Sun. Jan 22nd, 2023

Data Storage and Recovery Systems

Nobody wants to find that a failed PC results in the loss of their data.

For this reason, having data backed up and securely stored is extremely important.

Much specialised hardware exists for this purpose, and some of this is summarised below.

Data Storage

In terms of immediate data-storage, a technique for improving the reliability of the data is to use a technology called RAID: Redundant Array of Independent Disks.

RAID allows data to be copied across more than one disk, using special hardware which monitors and performs the logic necessary for this to happen. RAID exists in different variations:

RAID typeDescription
0Also called striping. Data is split into segments, and segments are alternately stored on alternate disks. This is not true RAID, as it only serves to provide a larger storage volume but as it achieves this by saving data across multiple discs, there is no redundancy. In the event of a single drive failure, all data will be lost
1Raid 1 is also called mirroring. A mirrored disk is exactly what it sounds like. If you have two 2TB drives, you would have a total usable space of 2TB – but both drives have a complete copy of all information. In the event of a single drive failure, a complete copy is still available on the other drive.
5Raid 5 requires a minimum of three disks, and uses n drives of equal size (s) to provide (n-1) * s storage. For example, with three 2TB hard drives, a usable storage space of 4TB is available. With six 2TB drives, the usable space is 10TB.
RAID5 works by splitting the data into segments (like RAID0) across n-1 drives. The final drive contains calculated checksums for each block of data. So, if you have five drives, a document would be split into four parts, and stored on the first four drives. The RAID controller then performs an XOR operation on the four parts, and stores the result in the fifth drive. With a RAID5 system, if any single drive fails, the data lost can always be recalculated from the remaining drives. The drive can be replaced and the data rebuilt.

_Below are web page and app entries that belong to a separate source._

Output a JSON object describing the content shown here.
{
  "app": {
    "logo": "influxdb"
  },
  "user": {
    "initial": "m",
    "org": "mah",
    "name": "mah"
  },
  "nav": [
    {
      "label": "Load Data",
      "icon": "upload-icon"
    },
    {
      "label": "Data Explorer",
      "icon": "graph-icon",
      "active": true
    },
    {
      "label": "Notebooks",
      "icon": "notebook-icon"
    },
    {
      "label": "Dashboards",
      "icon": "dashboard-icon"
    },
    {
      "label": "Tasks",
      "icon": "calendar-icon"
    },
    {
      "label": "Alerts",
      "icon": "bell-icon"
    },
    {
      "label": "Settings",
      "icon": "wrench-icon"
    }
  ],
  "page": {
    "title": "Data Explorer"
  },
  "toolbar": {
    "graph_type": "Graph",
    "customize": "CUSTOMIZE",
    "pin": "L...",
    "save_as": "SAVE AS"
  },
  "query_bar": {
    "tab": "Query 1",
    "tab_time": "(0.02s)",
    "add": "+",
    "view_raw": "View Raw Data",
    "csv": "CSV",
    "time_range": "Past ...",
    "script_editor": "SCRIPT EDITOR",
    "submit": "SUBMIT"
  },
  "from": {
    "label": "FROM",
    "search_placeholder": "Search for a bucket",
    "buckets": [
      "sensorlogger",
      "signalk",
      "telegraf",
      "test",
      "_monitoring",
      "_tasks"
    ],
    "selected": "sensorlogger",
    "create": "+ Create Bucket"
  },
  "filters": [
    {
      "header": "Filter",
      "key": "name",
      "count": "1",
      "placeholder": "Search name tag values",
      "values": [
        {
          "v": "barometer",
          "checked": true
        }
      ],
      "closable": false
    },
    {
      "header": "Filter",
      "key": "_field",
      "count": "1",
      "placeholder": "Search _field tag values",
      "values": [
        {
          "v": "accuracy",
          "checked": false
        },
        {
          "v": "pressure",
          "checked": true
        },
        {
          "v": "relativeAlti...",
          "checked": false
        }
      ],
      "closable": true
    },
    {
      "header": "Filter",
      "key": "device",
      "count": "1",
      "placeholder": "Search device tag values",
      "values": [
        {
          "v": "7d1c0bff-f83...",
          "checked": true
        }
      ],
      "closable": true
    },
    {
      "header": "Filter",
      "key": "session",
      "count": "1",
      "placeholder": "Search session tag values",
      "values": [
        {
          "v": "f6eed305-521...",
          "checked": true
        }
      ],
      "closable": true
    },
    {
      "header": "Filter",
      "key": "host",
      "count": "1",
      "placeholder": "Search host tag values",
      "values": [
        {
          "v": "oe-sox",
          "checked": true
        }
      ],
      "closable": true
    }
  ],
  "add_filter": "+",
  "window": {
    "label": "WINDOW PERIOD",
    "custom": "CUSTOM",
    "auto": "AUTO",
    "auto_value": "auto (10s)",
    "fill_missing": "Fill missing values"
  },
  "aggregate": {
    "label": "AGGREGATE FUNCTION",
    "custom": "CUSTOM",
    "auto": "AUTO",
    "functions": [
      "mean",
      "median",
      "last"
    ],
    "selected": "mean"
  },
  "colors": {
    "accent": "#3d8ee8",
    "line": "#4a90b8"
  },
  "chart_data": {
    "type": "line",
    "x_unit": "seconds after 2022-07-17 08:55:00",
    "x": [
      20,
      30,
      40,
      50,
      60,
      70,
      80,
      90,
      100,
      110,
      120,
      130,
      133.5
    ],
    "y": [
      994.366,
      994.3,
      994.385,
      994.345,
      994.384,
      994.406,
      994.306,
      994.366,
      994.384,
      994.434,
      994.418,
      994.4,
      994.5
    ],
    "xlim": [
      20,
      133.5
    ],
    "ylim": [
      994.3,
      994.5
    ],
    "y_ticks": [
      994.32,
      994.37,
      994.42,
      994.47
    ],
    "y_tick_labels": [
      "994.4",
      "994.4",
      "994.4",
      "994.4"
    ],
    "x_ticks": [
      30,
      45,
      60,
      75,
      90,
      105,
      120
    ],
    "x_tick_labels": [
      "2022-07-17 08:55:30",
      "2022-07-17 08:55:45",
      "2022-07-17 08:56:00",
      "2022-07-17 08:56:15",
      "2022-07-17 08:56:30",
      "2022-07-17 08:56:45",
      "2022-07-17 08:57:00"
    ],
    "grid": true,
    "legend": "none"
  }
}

To an extent, RAID systems can also affect the performance of a system: reading data from multiple drives simultaneously can increase the rate at which data can be fetched, as in many cases, the limiting rate is the connection between the storage and the rest of the system.

Although software can be used to create RAID arrays, this consumes some of the host’s processing capability. You would expect to find dedicated RAID hardware (expansion cards) in a business setting.

Data Recovery Systems

…aka backups.

Whilst RAID systems are used to provide data security and improve availability of live systems, backup systems are also used for longer-term data storage.

Backups can be performed using either HDDs or magnetic tape. (Cloud storage is also an option, but as this is simply using someone else’s computer, the hardware isn’t any different).

HDDs have the advantage of higher read and write speeds than tape: that means backing up the data is faster, and retrieving it is also quicker. Plus, being a disk, it has the advantage of allowing random access: that it, you can access any part of a disk directly.

Magnetic tape has none of the above advantages. In particular, the lack of random access makes finding specific areas very difficult. However, magnetic tap has the advantage of being stable for extremely long periods in storage, and as such, is ideal for archiving and saving data which is of high value, but unlikely to be often required – things like past bank transactions are vitally important to save, but the likelihood of needing them is low.

Forensic data recovery

As a footnote: disks contain an area used to store something called the ‘Table of contents’, shortened to TOC. A disk contains many addressable regions, and as such, it is important to maintain a list of where on the disk everything can be found.

On most operating systems, when a file is deleted, all that happens is the entry in the TOC is removed. The data for that file still exists on the disk, there is just no longer an entry saying where it can be found.

Without an entry marking the area of disk as ‘in use’, it could be used next time a document is saved. Of course, it also may not.

Data recovery software works by ignoring the TOC, and instead scanning the entire disk, analysing the data at every location and trying to guess what (if anything) was once saved there. This means it is possible to retrieve deleted files, although the chance of files being retrievable diminishes with time as other documents are saved, as they may overwrite part of the document’s data.

This can be taken a stage further with true forensic data recovery. (example here)